Except for the pictures, reproduce the records word for word.
━━ THE RECORDS
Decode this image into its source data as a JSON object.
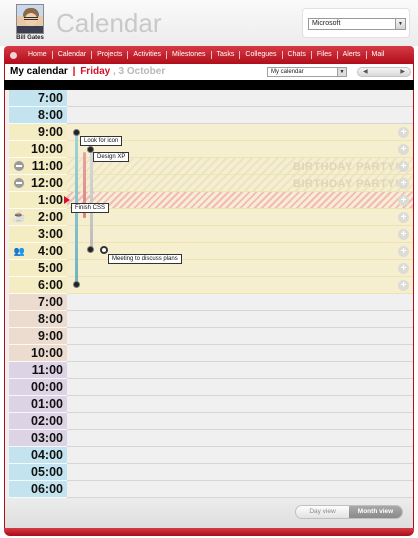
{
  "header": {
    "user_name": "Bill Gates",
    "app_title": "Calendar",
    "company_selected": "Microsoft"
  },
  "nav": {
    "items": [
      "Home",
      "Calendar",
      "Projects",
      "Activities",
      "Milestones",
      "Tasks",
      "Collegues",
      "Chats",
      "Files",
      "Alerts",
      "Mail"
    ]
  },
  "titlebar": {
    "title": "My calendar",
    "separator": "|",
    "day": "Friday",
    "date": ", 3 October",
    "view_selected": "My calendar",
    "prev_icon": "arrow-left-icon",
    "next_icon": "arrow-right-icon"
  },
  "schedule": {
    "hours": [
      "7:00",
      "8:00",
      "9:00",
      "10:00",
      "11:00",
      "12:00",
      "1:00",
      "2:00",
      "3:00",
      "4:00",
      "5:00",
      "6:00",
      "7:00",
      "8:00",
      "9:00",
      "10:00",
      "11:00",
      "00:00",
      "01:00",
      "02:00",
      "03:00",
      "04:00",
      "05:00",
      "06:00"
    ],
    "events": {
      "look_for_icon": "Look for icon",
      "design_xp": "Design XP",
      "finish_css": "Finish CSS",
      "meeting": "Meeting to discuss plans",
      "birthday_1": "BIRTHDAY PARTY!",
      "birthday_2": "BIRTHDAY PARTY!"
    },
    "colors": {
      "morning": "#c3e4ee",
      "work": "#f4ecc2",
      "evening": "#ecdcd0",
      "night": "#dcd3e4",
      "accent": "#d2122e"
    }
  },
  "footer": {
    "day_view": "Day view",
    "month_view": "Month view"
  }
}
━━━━
TASK ANSWER =>
Decode this image into its source data as a JSON object.
{
  "header": {
    "user_name": "Bill Gates",
    "app_title": "Calendar",
    "company_selected": "Microsoft"
  },
  "nav": {
    "items": [
      "Home",
      "Calendar",
      "Projects",
      "Activities",
      "Milestones",
      "Tasks",
      "Collegues",
      "Chats",
      "Files",
      "Alerts",
      "Mail"
    ]
  },
  "titlebar": {
    "title": "My calendar",
    "separator": "|",
    "day": "Friday",
    "date": ", 3 October",
    "view_selected": "My calendar",
    "prev_icon": "arrow-left-icon",
    "next_icon": "arrow-right-icon"
  },
  "schedule": {
    "hours": [
      "7:00",
      "8:00",
      "9:00",
      "10:00",
      "11:00",
      "12:00",
      "1:00",
      "2:00",
      "3:00",
      "4:00",
      "5:00",
      "6:00",
      "7:00",
      "8:00",
      "9:00",
      "10:00",
      "11:00",
      "00:00",
      "01:00",
      "02:00",
      "03:00",
      "04:00",
      "05:00",
      "06:00"
    ],
    "events": {
      "look_for_icon": "Look for icon",
      "design_xp": "Design XP",
      "finish_css": "Finish CSS",
      "meeting": "Meeting to discuss plans",
      "birthday_1": "BIRTHDAY PARTY!",
      "birthday_2": "BIRTHDAY PARTY!"
    },
    "colors": {
      "morning": "#c3e4ee",
      "work": "#f4ecc2",
      "evening": "#ecdcd0",
      "night": "#dcd3e4",
      "accent": "#d2122e"
    }
  },
  "footer": {
    "day_view": "Day view",
    "month_view": "Month view"
  }
}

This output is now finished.